by Diane Lepage // FWG Butterfly Meadow Coordinator
Moths are very interesting creatures that are worth paying attention to. My interest for those beautiful and sometimes oddly shaped moths started in my early adulthood, and increased when I got my first digital camera. It was originally the Silkworm moth family, such as the Luna moth, my attention and made me pursue this hobby. For me, it became a serious interest and some would say a passion! With over 1500 species in Canada, I was sure to be busy for a long time looking for all those beautiful moths.
Moths can be a most fascinating creature, coming in a wide variety of sizes and colours which could surprise you. Often people consider them as nothing more than a drab nuisance and even ugly. In fact, many moths are as beautiful as butterflies and some are even more impressive. The macro moths are the most observed mainly because they are more visible, but the world of micro moths must not be ignored. For the longest time, I was paying little attention to the micro moths, but with more books being published and more to come on micro moths, they have captured my interest. If you look closely with a magnifying class you will discover very interesting patterns and colours.
Not all moths are nocturnal but for most part they are. You can see some flying during the daytime in the fields, meadows, along the side of the road and sometimes in the city. Moths are attracted to three types of stimuli: the pheromones (a chemical) released by other moths; light sources such as the moon, fires or street lights; and by food. They don’t just fly around attractants but land – I’ve seen some moths at night on the walls of towers in downtown Ottawa under the strong lights.
If someone wishes to have a better chance to observe moths I suggest you invest in a black light. You will also need a white sheet, rope and battery to power your light. You need to set up half an hour before it gets dark and you can stay for many hours in front of the sheet in amazement at the moths and insects that come throughout the night. Some will come at dusk and some will only come at four o’clock in the morning. You will normally see the big moths in the Saturnidae family come around midnight. One is able to do mothing from May until October, but the best months are from mid-May to second week of July. My preferred temperature is on a hot humid night when it is around 30°C with no wind and a cloudy sky. I avoid going out when it is raining and if it is anything colder than 20°C since generally there is little chance to see much flying.
In mid-July and through until October, I will also be doing sugaring, which is a technique I learned from an entomologist friend. It is done by painting bait in a line on a tree at night, leaving for a while and then returning to the scene to observe those moths preoccupied by the mixture of beer, molasses, brown sugar, yeast and sometimes soft banana.

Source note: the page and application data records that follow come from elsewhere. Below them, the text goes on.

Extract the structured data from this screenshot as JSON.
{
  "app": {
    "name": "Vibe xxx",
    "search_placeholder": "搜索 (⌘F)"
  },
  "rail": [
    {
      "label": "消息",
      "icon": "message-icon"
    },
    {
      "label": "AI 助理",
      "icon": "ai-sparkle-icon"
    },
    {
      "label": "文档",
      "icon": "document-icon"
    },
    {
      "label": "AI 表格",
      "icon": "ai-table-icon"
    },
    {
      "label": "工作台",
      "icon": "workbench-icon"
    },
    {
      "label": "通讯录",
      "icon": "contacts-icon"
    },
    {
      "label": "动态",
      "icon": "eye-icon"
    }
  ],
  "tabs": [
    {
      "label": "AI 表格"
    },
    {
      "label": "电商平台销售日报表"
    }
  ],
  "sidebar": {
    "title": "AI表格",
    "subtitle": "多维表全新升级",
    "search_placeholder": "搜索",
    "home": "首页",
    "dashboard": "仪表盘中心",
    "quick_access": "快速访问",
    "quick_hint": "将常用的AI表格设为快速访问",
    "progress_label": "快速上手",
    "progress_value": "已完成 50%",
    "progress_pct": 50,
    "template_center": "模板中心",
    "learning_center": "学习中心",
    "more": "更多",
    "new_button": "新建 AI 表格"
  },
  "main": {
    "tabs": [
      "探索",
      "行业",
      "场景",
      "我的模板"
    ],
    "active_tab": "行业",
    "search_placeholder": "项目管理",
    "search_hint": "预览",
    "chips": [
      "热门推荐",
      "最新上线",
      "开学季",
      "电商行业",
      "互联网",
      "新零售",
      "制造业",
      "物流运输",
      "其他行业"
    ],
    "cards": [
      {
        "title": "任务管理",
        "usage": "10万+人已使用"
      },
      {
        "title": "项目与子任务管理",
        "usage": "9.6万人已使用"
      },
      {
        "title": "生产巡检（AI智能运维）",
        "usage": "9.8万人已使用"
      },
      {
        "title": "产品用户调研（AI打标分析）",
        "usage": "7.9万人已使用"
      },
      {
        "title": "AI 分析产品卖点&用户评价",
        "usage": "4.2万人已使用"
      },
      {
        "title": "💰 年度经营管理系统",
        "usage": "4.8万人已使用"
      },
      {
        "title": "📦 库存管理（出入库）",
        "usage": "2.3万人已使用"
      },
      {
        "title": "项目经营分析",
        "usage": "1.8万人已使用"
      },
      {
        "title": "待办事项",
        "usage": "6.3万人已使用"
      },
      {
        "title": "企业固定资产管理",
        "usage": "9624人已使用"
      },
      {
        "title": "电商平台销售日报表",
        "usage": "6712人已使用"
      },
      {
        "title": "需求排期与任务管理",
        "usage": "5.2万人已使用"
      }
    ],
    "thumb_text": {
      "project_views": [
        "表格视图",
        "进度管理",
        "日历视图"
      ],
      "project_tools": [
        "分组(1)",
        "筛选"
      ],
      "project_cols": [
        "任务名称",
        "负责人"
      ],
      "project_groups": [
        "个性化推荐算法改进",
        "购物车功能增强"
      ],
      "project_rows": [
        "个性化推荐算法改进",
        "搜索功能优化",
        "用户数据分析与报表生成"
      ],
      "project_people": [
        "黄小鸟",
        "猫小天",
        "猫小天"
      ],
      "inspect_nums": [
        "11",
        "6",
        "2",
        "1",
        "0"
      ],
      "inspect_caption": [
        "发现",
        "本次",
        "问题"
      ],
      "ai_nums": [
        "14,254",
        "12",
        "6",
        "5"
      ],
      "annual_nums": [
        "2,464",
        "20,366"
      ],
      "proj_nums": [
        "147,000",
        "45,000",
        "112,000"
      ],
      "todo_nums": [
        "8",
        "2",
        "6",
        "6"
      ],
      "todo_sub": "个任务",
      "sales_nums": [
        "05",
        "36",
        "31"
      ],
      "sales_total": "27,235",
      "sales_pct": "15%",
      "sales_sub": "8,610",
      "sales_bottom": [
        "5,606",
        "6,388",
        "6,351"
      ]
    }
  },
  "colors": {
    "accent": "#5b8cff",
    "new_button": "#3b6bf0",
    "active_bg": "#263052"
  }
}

Each entomologist uses their own recipes to attract moths, but usually such concoctions are similar to the above-mentioned combination. Generally, entomologists hope to see the Catocala moths, also called Underwings because of the colours of the underwings and the fact that a large number of Catocala moths found in the region are attracted to sugaring.
In 2008, I started mothing at the Fletcher Wildlife Garden to find out how many species I would find and in what period of the year they came. This also helps the FWG committee learn what food sources we could add to the garden and share through any educational materials. Some of my best mothing results in general are thanks to sugaring when the Catacolas come out to feed. Every year I add more moth species to our FWG lists, and this year alone I was able to add over 40 species of moths during my two outings to the garden. With the new flowers and trees we are adding, I am sure I will continue discovering new species for years to come.